The recommended obverse is also the favored design of the Hall of Fame. It captures three players going for a basketball, with one of them in a wheelchair, capturing the inclusivity of the sport.
The 20 proposed obverse designs that were considered were created by artists who participated in a public competition conducted by the U.S. Mint.
The reverse design that the CFA recommended depicts a basketball just as it is descending through the hoop. Some refinements and changes were requested to the design.
In a letter to Mint Director David Ryder, CFA Assistant Secretary Frederick Lindstrom requested coordination of the fonts for the selected obverse and reverse designs.
He also requested alterations to the design stating, “They requested further refinement of reverse #17, questioning the excessive elongation of the players’ arms, which may not be resolved by simply projecting the flat drawing onto the coin’s curved surface; they also suggested that the basketball be placed equally beyond the reach of all three players. In addition, they requested coordination of the fonts for the selected obverse and reverse designs.”
The common obverse and reverse designs will be used for the gold $5 coin, silver dollar and copper-nickel clad half dollar.
The CFA considered 23 proposed designs rendered by the U.S. Mint’s engraving staff and Artistic Infusion Program.
The obverse and reverse designs which receive final approval by Treasury Secretary Steven Mnuchin or his designee will be sculpted for the die production process by members of the Mint’s engraving staff.

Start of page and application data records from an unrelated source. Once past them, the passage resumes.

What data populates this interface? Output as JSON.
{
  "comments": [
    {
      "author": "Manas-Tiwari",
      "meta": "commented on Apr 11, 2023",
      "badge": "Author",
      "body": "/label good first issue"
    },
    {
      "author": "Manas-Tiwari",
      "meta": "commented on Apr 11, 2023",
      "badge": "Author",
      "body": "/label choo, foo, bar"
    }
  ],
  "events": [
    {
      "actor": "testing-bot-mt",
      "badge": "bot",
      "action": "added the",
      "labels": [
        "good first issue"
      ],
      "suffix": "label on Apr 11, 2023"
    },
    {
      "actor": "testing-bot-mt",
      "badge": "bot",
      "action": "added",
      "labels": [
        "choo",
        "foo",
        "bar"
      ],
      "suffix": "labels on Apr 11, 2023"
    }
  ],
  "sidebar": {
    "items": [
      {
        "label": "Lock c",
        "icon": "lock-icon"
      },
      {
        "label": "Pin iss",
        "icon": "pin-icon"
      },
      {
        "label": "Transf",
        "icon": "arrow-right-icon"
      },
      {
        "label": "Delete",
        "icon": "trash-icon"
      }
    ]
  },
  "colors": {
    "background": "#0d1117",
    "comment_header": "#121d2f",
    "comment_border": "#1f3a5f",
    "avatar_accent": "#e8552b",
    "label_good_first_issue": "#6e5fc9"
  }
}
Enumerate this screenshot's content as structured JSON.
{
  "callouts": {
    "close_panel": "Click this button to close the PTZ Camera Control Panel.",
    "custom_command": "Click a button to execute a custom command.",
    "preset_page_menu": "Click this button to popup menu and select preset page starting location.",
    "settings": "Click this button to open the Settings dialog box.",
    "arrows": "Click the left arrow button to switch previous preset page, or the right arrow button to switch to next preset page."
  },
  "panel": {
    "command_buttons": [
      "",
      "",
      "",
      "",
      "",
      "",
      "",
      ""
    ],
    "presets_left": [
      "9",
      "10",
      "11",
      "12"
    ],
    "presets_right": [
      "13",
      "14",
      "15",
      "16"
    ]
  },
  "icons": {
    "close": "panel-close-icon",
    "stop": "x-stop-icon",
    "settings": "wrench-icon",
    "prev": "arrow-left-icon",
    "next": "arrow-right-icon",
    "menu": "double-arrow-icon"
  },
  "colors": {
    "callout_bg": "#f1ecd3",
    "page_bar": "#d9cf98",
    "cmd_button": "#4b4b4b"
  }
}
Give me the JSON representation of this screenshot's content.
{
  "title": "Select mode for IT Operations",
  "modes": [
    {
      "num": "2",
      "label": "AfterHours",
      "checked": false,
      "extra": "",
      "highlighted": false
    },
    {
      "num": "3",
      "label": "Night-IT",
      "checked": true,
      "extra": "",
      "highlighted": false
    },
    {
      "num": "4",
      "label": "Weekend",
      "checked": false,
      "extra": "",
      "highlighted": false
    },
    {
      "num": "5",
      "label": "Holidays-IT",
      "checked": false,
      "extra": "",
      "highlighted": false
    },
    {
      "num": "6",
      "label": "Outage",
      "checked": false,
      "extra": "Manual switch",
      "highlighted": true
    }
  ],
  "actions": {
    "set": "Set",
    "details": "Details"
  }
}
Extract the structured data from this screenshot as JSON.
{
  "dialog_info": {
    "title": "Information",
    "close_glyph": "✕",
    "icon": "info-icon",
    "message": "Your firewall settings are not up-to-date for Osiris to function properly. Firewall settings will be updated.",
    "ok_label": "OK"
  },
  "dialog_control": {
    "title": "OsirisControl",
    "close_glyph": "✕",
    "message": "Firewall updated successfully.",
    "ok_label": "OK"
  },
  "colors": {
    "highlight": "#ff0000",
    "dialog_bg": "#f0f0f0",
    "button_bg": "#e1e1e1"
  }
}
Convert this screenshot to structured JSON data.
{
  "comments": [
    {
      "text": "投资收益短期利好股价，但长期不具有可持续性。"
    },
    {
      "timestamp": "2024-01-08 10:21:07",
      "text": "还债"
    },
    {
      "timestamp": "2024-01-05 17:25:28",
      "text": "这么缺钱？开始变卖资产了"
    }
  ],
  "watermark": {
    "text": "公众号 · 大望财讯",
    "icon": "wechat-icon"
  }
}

The approved designs are scheduled to be unveiled Sept. 6 at the Hall of Fame in Springfield, Massachusetts, during the annual enshrinement ceremony.